Bad news for foodies and producers of foie gras. New York City Council voted Wednesday, October 30, to ban the French specialty in the city. Foie gras is currently served at a 1,000 restaurants across the five boroughs.
Forty-two city councillors voted in favor of banning it, and six voted against. Set to go into effect in 2022, the law, which bans “the sale or provision of certain force-fed poultry products,” allows for fines of $500 to $2,000 for offenders. “I am pleased that the city council wants to put an end to inhumane and cruel practices, with animals suffering,” said Carlina Rivera, a Democrat elected in southern Manhattan who drafted the bill. “One hundred and fifty years after the first law protecting animals, New York must continue to set an example by becoming the most humane city.”
The ban is welcome news for animal rights groups such as Voters for Animals Rights. About sixty activists, wearing blue t-shirts with the message “ban foie gras, a product of cruelty,” met at nine in the morning in front of the City Hall to give show their support. Among them was Hervé Breuil, director of an animal shelter in Woodstock. “It’s the reward for years of work,” explains the Frenchman who for several years has been trying to convince elected officials to ban it. “We hope that this ban in New York will be an example to the world.”
The measure comes just a few months after it was banned in California, which forced the only foie gras-producing farm to shutter its doors.

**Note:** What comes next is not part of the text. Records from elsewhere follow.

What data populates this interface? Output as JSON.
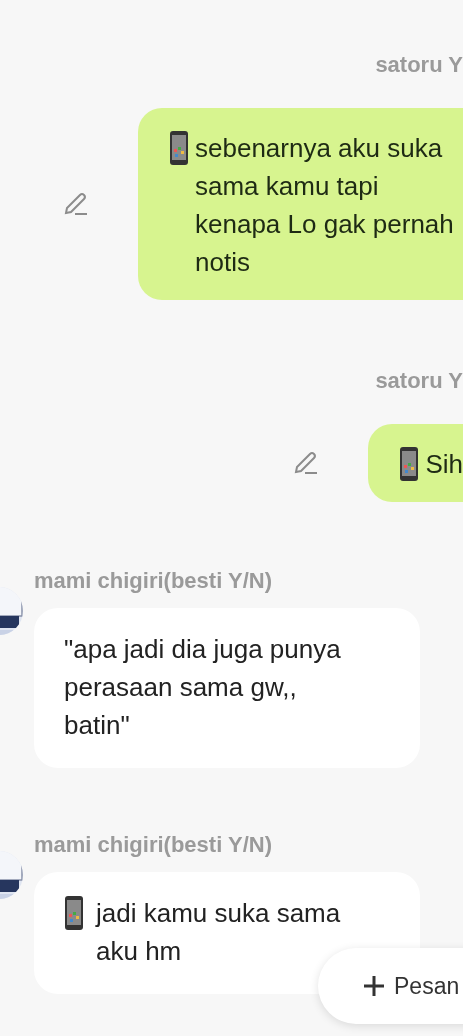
{
  "messages": [
    {
      "kind": "outgoing",
      "sender": "satoru Y",
      "phone_icon": true,
      "text": "sebenarnya aku suka sama kamu tapi kenapa Lo gak pernah notis"
    },
    {
      "kind": "outgoing",
      "sender": "satoru Y",
      "phone_icon": true,
      "text": "Sih"
    },
    {
      "kind": "incoming",
      "sender": "mami chigiri(besti Y/N)",
      "phone_icon": false,
      "text": "\"apa jadi dia juga punya perasaan sama gw,, batin\""
    },
    {
      "kind": "incoming",
      "sender": "mami chigiri(besti Y/N)",
      "phone_icon": true,
      "text": "jadi kamu suka sama aku hm"
    }
  ],
  "new_message_button": {
    "label": "Pesan"
  }
}
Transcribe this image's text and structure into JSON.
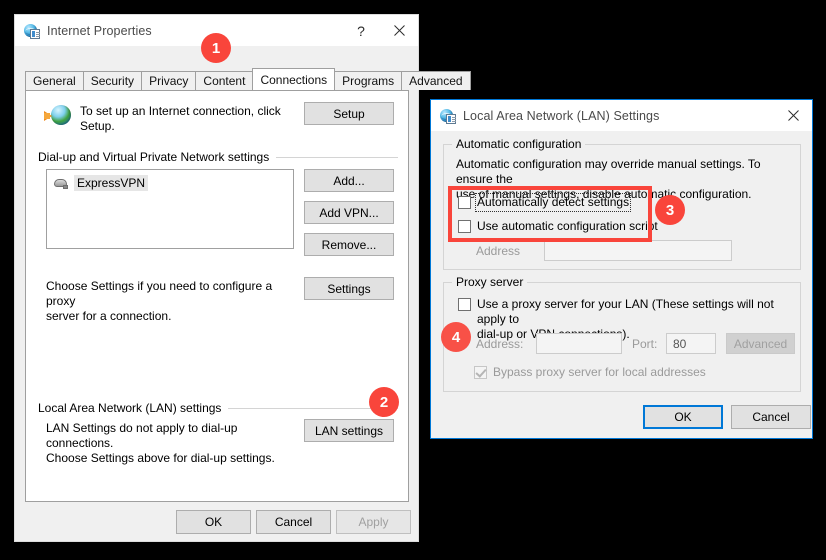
{
  "internet_properties": {
    "title": "Internet Properties",
    "icon": "internet-properties-icon",
    "help_label": "?",
    "close_label": "✕",
    "tabs": [
      {
        "label": "General",
        "active": false
      },
      {
        "label": "Security",
        "active": false
      },
      {
        "label": "Privacy",
        "active": false
      },
      {
        "label": "Content",
        "active": false
      },
      {
        "label": "Connections",
        "active": true
      },
      {
        "label": "Programs",
        "active": false
      },
      {
        "label": "Advanced",
        "active": false
      }
    ],
    "setup_text": "To set up an Internet connection, click\nSetup.",
    "setup_button": "Setup",
    "dialup_section": "Dial-up and Virtual Private Network settings",
    "vpn_list": [
      {
        "name": "ExpressVPN",
        "selected": true
      }
    ],
    "add_button": "Add...",
    "add_vpn_button": "Add VPN...",
    "remove_button": "Remove...",
    "settings_hint": "Choose Settings if you need to configure a proxy\nserver for a connection.",
    "settings_button": "Settings",
    "lan_section": "Local Area Network (LAN) settings",
    "lan_hint": "LAN Settings do not apply to dial-up connections.\nChoose Settings above for dial-up settings.",
    "lan_settings_button": "LAN settings",
    "ok_button": "OK",
    "cancel_button": "Cancel",
    "apply_button": "Apply"
  },
  "lan_settings": {
    "title": "Local Area Network (LAN) Settings",
    "icon": "internet-properties-icon",
    "close_label": "✕",
    "automatic_configuration": {
      "legend": "Automatic configuration",
      "description": "Automatic configuration may override manual settings.  To ensure the\nuse of manual settings, disable automatic configuration.",
      "auto_detect_label": "Automatically detect settings",
      "auto_detect_checked": false,
      "use_script_label": "Use automatic configuration script",
      "use_script_checked": false,
      "address_label": "Address",
      "address_value": "",
      "address_enabled": false
    },
    "proxy_server": {
      "legend": "Proxy server",
      "use_proxy_label": "Use a proxy server for your LAN (These settings will not apply to\ndial-up or VPN connections).",
      "use_proxy_checked": false,
      "address_label": "Address:",
      "address_value": "",
      "port_label": "Port:",
      "port_value": "80",
      "advanced_button": "Advanced",
      "bypass_label": "Bypass proxy server for local addresses",
      "bypass_checked": true
    },
    "ok_button": "OK",
    "cancel_button": "Cancel"
  },
  "annotations": {
    "accent_color": "#f9453b",
    "badges": [
      {
        "number": "1"
      },
      {
        "number": "2"
      },
      {
        "number": "3"
      },
      {
        "number": "4"
      }
    ]
  }
}
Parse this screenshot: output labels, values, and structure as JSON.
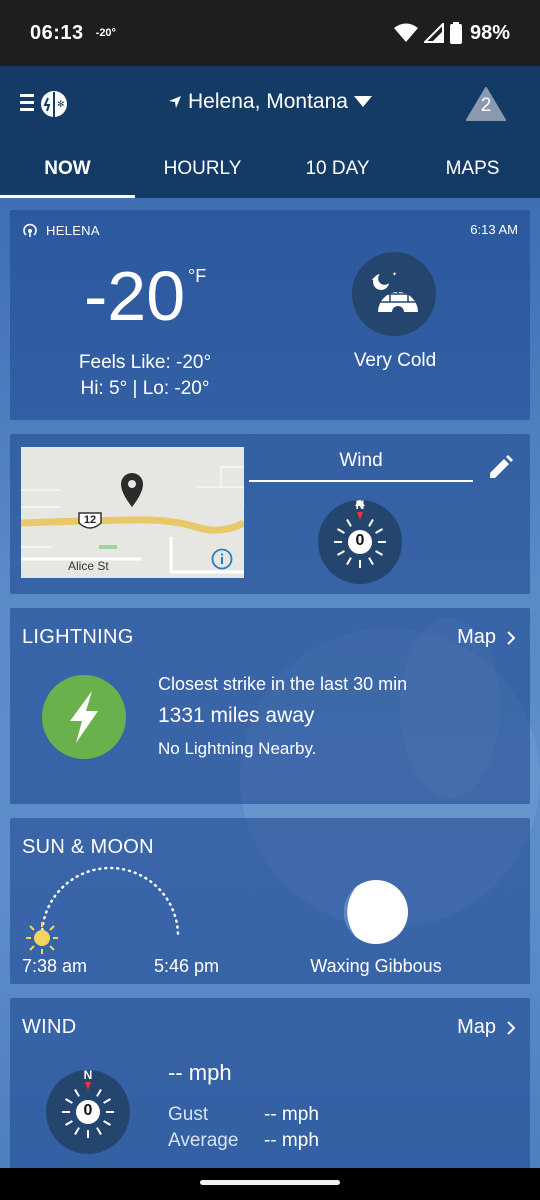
{
  "status_bar": {
    "time": "06:13",
    "temp": "-20°",
    "battery": "98%"
  },
  "header": {
    "location": "Helena, Montana",
    "alert_count": "2",
    "tabs": [
      {
        "label": "NOW",
        "active": true
      },
      {
        "label": "HOURLY"
      },
      {
        "label": "10 DAY"
      },
      {
        "label": "MAPS"
      }
    ]
  },
  "current": {
    "station": "HELENA",
    "obs_time": "6:13 AM",
    "temperature": "-20",
    "unit": "°F",
    "feels_like": "Feels Like: -20°",
    "hi_lo": "Hi: 5° | Lo: -20°",
    "condition": "Very Cold",
    "condition_icon": "igloo-moon-icon"
  },
  "map_card": {
    "street": "Alice St",
    "route_number": "12",
    "wind_tab": "Wind",
    "compass_value": "0",
    "compass_north": "N"
  },
  "lightning": {
    "title": "LIGHTNING",
    "map_label": "Map",
    "closest_label": "Closest strike in the last 30 min",
    "distance": "1331 miles away",
    "status": "No Lightning Nearby.",
    "icon_color": "#6ab04c"
  },
  "sun_moon": {
    "title": "SUN & MOON",
    "sunrise": "7:38 am",
    "sunset": "5:46 pm",
    "moon_phase": "Waxing Gibbous"
  },
  "wind": {
    "title": "WIND",
    "map_label": "Map",
    "speed": "-- mph",
    "gust_label": "Gust",
    "gust_value": "-- mph",
    "avg_label": "Average",
    "avg_value": "-- mph",
    "compass_value": "0",
    "compass_north": "N"
  },
  "colors": {
    "appbar": "#143b66",
    "compass_bg": "#24456e",
    "needle": "#e53935",
    "sun": "#f4d35e"
  }
}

In New York, 400 jobs are at risk. “They have a three-year period before the ban [begins], which allows employees to find a job again, and producers to diversify their operations by choosing a domaine that is more respectful of animals and nature,” says Breuil.
Ariane Daguin, CEO of D’Artagnan, which produces and sells foie gras in the United States, said on Monday that banning foie gras in New York would be a “political decision.” “They wanted to use foie gras as an example because they knew they would get more votes by siding with vegetarians.”